Social media's power to create a public face for your restaurant can help in your hiring efforts as well. A study by CareerBuilder found that potential hospitality hires were likely to use social media to research employers and jobs. Besides job postings, they are looking mainly for fast facts about the restaurant (29 percent), evidence that working there is fun (25 percent) and information about career paths (25 percent). Among turnoffs: a restaurant's failure to reply to questions, communication that sounds like an ad, removing or filtering public comments and failure to update information regularly.
Location-based social media programs (Foursquare, Gowalla) started out as a way for friends to let their friends know where they were at the moment. That same technology can help a restaurant target guests through rewards for frequently checking in — discounts on appetizers and drinks, gift cards and so on.
Incentives to follow your restaurant are a great way to build a relationship — and loyalty. HuHot Mongolian Grill, a 38-unit regional chain, started an online scavenger hunt in June, posting clues on Facebook and Twitter. Customers who were able to locate the hidden Genghis head logo obtained a secret password for servers that would yield gift cards, coupons and jogging lights.
Those fan pages, by the way, translate into big numbers: In a 2010 survey, two-thirds of Facebook users reported that a positive referral from a Facebook friend made them more likely to buy a certain product or visit a retailer.

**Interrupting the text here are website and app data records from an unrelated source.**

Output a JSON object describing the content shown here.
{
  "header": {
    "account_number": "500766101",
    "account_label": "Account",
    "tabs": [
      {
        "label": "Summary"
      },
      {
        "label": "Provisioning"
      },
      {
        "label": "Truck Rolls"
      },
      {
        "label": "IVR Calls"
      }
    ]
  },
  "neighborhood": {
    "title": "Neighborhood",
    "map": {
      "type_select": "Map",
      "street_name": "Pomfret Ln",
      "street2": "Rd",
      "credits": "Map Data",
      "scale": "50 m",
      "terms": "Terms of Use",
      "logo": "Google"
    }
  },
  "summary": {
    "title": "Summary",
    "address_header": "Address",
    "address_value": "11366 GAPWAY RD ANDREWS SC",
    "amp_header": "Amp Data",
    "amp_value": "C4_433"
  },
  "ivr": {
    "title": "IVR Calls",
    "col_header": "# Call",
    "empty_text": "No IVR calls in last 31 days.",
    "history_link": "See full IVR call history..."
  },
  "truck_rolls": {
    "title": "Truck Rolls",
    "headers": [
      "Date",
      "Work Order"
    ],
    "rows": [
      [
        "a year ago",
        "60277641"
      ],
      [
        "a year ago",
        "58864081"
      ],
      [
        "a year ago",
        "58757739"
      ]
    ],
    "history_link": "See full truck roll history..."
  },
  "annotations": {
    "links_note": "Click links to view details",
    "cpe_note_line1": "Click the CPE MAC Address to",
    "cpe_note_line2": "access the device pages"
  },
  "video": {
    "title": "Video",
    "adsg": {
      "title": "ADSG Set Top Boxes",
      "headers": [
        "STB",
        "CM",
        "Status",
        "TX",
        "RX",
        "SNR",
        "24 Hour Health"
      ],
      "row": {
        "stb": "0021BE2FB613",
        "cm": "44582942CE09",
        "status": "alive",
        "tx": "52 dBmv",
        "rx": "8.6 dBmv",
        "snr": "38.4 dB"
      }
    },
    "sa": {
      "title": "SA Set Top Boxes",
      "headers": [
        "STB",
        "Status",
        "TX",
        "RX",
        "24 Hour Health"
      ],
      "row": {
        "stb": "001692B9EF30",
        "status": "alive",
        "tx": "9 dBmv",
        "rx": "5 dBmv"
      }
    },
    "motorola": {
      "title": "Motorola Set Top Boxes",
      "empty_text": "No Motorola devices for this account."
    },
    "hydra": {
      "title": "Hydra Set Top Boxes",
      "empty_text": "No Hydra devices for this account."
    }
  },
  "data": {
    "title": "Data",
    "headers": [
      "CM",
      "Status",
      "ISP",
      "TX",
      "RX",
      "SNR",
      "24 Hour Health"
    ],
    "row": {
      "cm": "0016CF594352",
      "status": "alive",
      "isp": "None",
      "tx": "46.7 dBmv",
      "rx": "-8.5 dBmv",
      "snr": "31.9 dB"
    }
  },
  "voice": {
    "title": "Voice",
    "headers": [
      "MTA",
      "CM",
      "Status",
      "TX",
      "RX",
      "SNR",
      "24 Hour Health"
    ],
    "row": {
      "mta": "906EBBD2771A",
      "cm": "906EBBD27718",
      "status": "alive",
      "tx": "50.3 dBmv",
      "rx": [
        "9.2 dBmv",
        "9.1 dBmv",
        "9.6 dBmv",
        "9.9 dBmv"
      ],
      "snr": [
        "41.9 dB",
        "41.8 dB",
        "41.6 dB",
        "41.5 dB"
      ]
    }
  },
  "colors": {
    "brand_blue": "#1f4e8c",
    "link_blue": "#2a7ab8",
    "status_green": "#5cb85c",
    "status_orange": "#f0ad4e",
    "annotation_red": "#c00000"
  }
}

Whether you're new at the game or have 50,000 Twitter followers, there are a few basic rules you should make a point to follow, according to Stephanie Crane Faison, president of Restaurant PR. Her firm helps restaurants follow a do-it-yourself pathway to successful public relations.
What happens at your restaurant on the most ordinary day is more interesting than what most people experience in their work life. Be selective about what you'll post and tweet, use images to express the unique nature of the event, and as always, be brief.

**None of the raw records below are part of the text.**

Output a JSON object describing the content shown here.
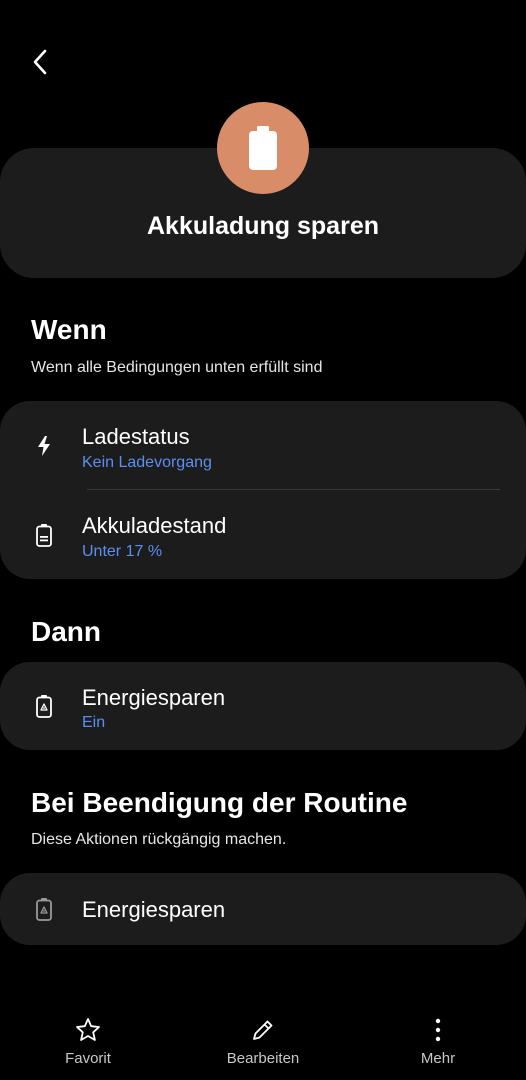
{
  "header": {
    "back_icon": "chevron-left-icon",
    "routine_icon": "battery-icon",
    "routine_icon_color": "#d98c68",
    "title": "Akkuladung sparen"
  },
  "if_section": {
    "title": "Wenn",
    "subtitle": "Wenn alle Bedingungen unten erfüllt sind",
    "items": [
      {
        "icon": "lightning-icon",
        "title": "Ladestatus",
        "value": "Kein Ladevorgang"
      },
      {
        "icon": "battery-level-icon",
        "title": "Akkuladestand",
        "value": "Unter 17 %"
      }
    ]
  },
  "then_section": {
    "title": "Dann",
    "items": [
      {
        "icon": "power-saving-icon",
        "title": "Energiesparen",
        "value": "Ein"
      }
    ]
  },
  "end_section": {
    "title": "Bei Beendigung der Routine",
    "subtitle": "Diese Aktionen rückgängig machen.",
    "items": [
      {
        "icon": "power-saving-icon",
        "title": "Energiesparen"
      }
    ]
  },
  "bottom_nav": {
    "items": [
      {
        "icon": "star-icon",
        "label": "Favorit"
      },
      {
        "icon": "pencil-icon",
        "label": "Bearbeiten"
      },
      {
        "icon": "more-vertical-icon",
        "label": "Mehr"
      }
    ]
  },
  "colors": {
    "background": "#000000",
    "card": "#1c1c1c",
    "accent_text": "#5b8ff0"
  }
}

Do you have favorite seasonal ingredients? Time-honored wine pairings? Recipes you cannot replace? Find out if it's the same for other people. Use Facebook to chronicle your customers' “Recipe of the Moment,” or “Favorite [seasonal] Ingredient” and you'll engage people in your restaurant and your social media. You also will learn about what they like.
Twitter is for what's happening now. Stay in the present and use Twitter to incite your audience to action. Examples: your restaurant is about to receive the first shipment of Wild Alaskan Salmon, and you tweet along the delivery, ending with a beautiful photo of the fish, and a listing of how it will be served that day. Tweet that you'll change the preparation each day, and make sure to tweet the new day's recipe early enough to promote reservations.
You know your restaurant, its philosophy, what makes it special and different in the marketplace. Make sure that all your posting and tweeting, including anything on blogs, Flickr or Youtube, stays in line and on message with the ethos of your operation. Everything you do should support the premise of your restaurant, including and especially social media work.
Nobody wants to follow a whiner. Why say something negative about a business, a person or an event, when you can go to the opposite extreme and point out the positive? People want to be associated with winners, and winners don't whine. Keep your posts and tweets upbeat and your followers will stay engaged.
Don't say you know people, or that you're part of an event, or that you have the exclusive on something, if you're not or you don't. When you make claims, check all facts before your post. You don't want to be discovered as someone who stretches the truth because you'll lose the trust factor, which you can never regain. And that goes for the terrestrial world, too. Everything you do needs to be done with integrity. People need to know they can rely on your word and then they will follow you everywhere.